- They’re the ones who wanted to fight, not him. If they fuck up, it’s their fault because they’re not letting him be the general. A bit of a passive-aggressive statement there 😛
- Because they’re forcing this fight, don’t fuck it up. They’re twice the size of the enemy, they’re well-rested, they’re well-fed, they’re young, while Caesar’s men are tired, hungry, and old(er).
- Here’s one that sounds like the movies. “FREEDOM. FUCK YEAH.” No, seriously, that’s what he’s saying.
- You beat em once, let’s do it again!
….Okay, enough with that. On to Caesar! 😀
Caesar addressed his men as follows:
“My friends, we have already overcome our most formidable enemies, and are now about to encounter not hunger and want, but men. This day will decide everything. Remember what you promised me at Dyrrhachium. Remember how you swore to each other in my presence that you would never leave the field except as conquerors. These men, fellow soldiers, are the same that we met at the Pillars of Hercules, the same that we drove out of Italy. They are the same who sought to disband us without honors, without a triumph, without rewards, after the toils and struggles of ten years, after we had finished those great wars, after innumerable victories, and after we had added 400 nations in Spain, Gaul, and Britain to our country’s sway. I have not been able to prevail upon them by offering fair terms, nor to win them by benefits. You know that I dismissed them unharmed, hoping that we should obtain justice from them. Recall all these facts to your minds to-day, and if you have had any experience of me recall also my care for you, my good faith, and the generosity of my gifts to you.

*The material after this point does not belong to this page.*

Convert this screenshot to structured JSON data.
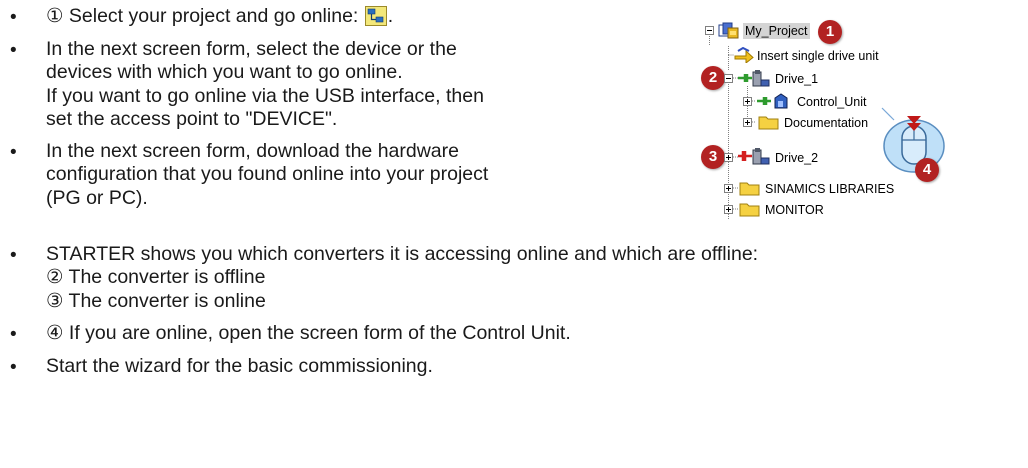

Nor is it difficult for hardy and veteran soldiers to overcome new recruits who are without experience in war, and who, moreover, like boys, spurn the rules of discipline and of obedience to their commander. I learned that he was afraid and unwilling to come to an engagement. His star has already passed its zenith; he has become slow and hesitating in all his acts, and no longer commands, but obeys the orders of others. I say these things of his Italian forces only. As for his allies, do not think about them, pay no attention to them, do not fight with them at all. They are Syrian, Phrygian, and Lydian slaves, always ready for flight or servitude. I know very well, and you will presently see, that Pompey himself will not assign them any place in his line of battle. Give your attention to the Italians only, even though these allies are running around you like dogs trying to frighten you. When you have put the enemy to flight let us spare the Italians as being our own kindred, but slaughter the allies in order to strike terror into the others. Before all else, in order that I might know that you are mindful of your promise to choose victory or death, throw down the walls of your camp as you go out to battle and fill up the ditch, so that we may have no place of refuge if we do not conquer, and so that the enemy may see that we have no camp and know that we are compelled to occupy theirs.”
Phew. Caesar was long winded as FUCK. Lemme summarize below.
- First two words. “My friends.” That just shows HOW good he is with his men. He never EVER referred to his soldiers as anything but “comrades” or “friends.” That’s an awesome general right there. Anyways.
- You guys have already beaten the real enemies of being starved. Those guys out there are just cleanup duty.
- You guys promised me after you ran away that you would never do that again. You promised EACH OTHER that.
- We’ve beaten these guys back time and time again.
- The guys in charge of this army are the same ones who’ve tried to say that you guys are worthless, even after you spent ten years fighting for Rome. Kick them in the nuts.
- I let these guys go because I loved Rome. They’re fighting against me now. What assholes.
- I LOVE YOU GUYS <3333 (Yea, he seriously says that.)
- You guys’ve got this. Those kids over there are undisciplined idiots while you’re a buncha badasses.
- Pompey’s a pussy.
- It’s only the Italians you have to worry about. The rest of them are worthless.
- Victory or death! Break down the camp so it really IS victory or death.
Cool, huh? Needless to say, Caesar won the battle.